**EXERCISE AIM**
Scan the entries below for lines holding "JSON". Give the number of such lines alone.

--- START ---

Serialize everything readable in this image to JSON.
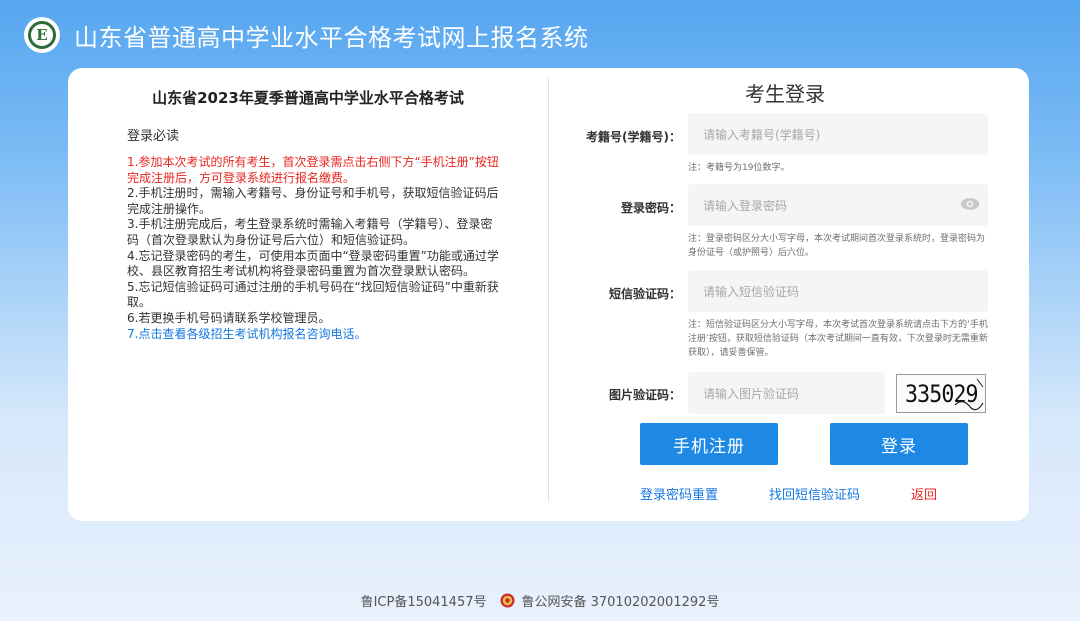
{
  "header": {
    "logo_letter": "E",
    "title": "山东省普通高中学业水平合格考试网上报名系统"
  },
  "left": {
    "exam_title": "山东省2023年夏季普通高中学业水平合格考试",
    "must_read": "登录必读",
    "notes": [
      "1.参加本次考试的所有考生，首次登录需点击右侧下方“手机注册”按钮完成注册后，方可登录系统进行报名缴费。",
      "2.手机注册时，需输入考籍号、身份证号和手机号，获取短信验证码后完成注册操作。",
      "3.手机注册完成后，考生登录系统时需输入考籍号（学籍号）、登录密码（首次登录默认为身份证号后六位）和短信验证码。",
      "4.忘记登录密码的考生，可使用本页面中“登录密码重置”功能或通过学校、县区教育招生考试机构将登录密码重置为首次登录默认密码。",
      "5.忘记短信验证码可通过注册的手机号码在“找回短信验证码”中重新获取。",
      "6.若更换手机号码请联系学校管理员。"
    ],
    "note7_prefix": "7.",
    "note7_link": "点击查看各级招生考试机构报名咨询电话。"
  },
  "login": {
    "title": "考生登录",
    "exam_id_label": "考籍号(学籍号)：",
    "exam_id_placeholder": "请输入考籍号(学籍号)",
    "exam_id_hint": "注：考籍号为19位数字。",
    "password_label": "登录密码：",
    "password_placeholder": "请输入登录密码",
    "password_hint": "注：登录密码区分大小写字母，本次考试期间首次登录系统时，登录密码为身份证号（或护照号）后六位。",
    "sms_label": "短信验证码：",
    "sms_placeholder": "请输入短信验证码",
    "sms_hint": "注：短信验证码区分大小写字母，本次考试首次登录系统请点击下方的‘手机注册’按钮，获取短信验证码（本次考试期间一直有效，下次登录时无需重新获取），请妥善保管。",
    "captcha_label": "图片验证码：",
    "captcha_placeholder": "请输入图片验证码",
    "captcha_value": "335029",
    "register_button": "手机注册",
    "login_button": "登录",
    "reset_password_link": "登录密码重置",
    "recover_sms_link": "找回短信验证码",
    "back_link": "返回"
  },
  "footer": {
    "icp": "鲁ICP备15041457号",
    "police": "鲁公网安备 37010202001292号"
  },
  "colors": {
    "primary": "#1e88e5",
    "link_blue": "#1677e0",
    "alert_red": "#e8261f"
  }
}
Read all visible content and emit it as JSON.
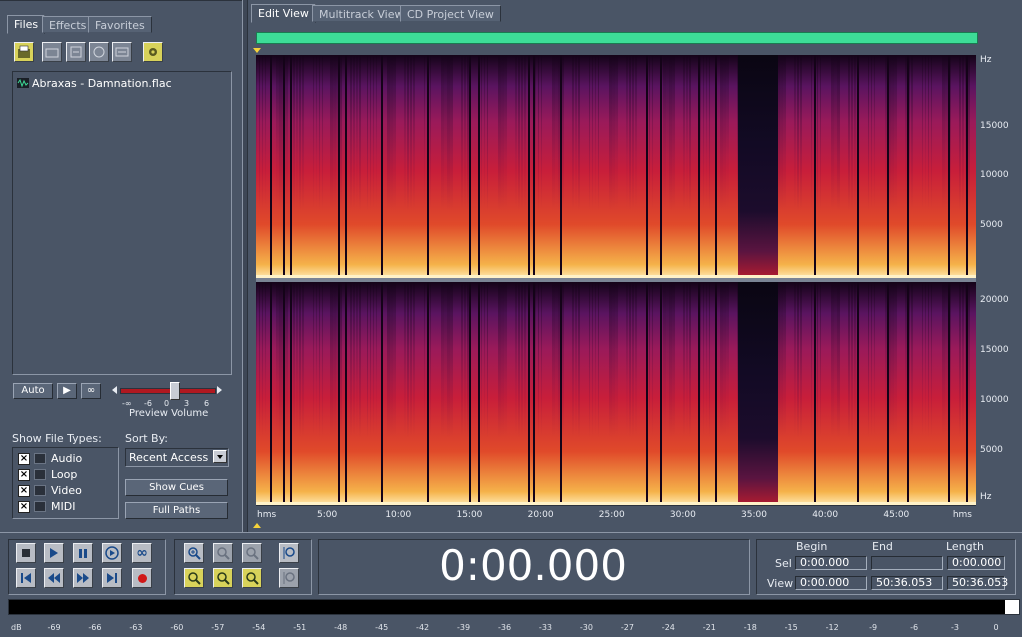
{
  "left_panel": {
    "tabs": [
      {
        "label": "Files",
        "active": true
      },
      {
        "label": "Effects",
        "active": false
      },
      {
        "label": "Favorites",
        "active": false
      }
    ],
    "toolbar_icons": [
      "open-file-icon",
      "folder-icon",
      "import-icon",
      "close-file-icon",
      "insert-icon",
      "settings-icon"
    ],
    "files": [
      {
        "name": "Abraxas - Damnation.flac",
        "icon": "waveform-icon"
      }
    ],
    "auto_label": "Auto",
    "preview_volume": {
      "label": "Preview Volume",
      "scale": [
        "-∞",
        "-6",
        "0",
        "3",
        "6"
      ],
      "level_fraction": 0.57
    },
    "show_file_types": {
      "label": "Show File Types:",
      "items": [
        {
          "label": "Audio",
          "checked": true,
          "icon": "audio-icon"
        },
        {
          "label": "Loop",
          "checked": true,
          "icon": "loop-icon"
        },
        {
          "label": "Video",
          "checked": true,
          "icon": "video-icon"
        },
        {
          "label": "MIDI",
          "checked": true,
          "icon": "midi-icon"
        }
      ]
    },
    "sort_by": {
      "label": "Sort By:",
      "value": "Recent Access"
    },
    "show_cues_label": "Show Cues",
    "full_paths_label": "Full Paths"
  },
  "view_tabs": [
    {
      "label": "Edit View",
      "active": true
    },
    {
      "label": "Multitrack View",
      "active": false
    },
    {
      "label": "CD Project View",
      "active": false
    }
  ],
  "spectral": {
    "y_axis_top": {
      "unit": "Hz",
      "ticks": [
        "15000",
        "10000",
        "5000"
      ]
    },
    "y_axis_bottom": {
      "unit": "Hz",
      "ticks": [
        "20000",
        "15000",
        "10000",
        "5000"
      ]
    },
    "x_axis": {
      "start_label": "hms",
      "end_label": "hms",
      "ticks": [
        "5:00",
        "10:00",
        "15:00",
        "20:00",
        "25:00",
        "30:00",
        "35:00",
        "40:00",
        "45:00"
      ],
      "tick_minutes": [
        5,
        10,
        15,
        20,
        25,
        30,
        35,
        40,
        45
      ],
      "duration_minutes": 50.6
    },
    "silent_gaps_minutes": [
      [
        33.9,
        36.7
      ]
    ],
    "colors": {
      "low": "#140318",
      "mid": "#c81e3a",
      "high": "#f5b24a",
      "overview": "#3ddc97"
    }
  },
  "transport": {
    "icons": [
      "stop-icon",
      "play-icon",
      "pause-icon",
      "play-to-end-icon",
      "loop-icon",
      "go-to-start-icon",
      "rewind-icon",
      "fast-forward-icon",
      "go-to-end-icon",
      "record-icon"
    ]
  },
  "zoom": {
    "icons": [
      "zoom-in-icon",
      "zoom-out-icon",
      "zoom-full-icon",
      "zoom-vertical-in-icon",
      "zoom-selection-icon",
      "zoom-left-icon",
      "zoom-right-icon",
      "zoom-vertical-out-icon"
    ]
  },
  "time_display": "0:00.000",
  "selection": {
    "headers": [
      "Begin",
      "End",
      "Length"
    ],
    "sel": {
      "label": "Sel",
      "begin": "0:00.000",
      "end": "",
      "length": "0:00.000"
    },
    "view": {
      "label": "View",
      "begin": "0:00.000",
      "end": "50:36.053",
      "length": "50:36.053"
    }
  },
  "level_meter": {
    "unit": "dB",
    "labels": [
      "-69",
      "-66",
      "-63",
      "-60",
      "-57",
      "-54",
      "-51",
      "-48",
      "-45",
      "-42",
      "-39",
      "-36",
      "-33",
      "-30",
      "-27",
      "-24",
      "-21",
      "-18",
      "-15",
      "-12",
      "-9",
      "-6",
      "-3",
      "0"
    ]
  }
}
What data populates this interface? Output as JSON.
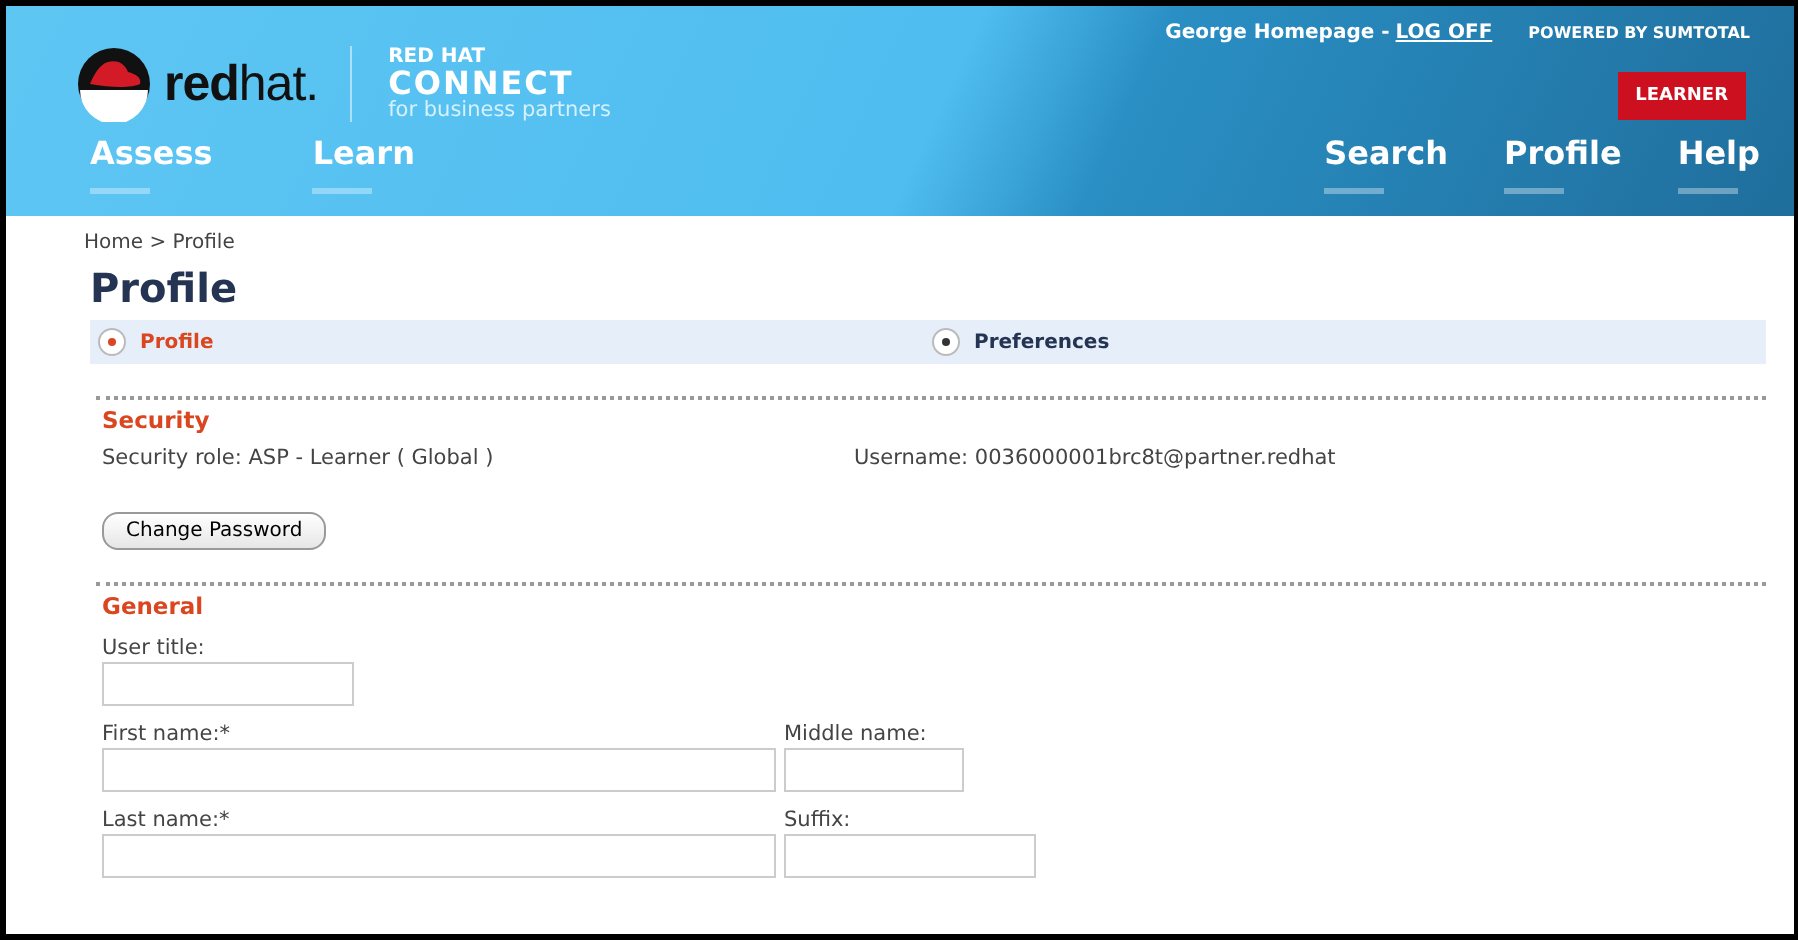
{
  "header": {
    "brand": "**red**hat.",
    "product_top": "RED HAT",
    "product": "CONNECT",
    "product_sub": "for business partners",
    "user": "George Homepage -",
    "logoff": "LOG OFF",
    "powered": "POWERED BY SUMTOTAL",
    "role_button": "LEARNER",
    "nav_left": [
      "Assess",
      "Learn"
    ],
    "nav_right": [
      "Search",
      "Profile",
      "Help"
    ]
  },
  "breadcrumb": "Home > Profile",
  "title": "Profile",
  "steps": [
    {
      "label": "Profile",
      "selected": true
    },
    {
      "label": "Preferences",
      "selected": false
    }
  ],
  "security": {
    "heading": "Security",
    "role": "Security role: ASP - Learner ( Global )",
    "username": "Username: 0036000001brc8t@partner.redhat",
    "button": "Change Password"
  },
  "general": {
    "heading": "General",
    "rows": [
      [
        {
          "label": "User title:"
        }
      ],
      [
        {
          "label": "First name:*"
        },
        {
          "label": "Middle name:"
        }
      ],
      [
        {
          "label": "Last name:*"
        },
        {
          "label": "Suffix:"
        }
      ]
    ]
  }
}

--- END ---

**ANSWER TO THE EXERCISE**
3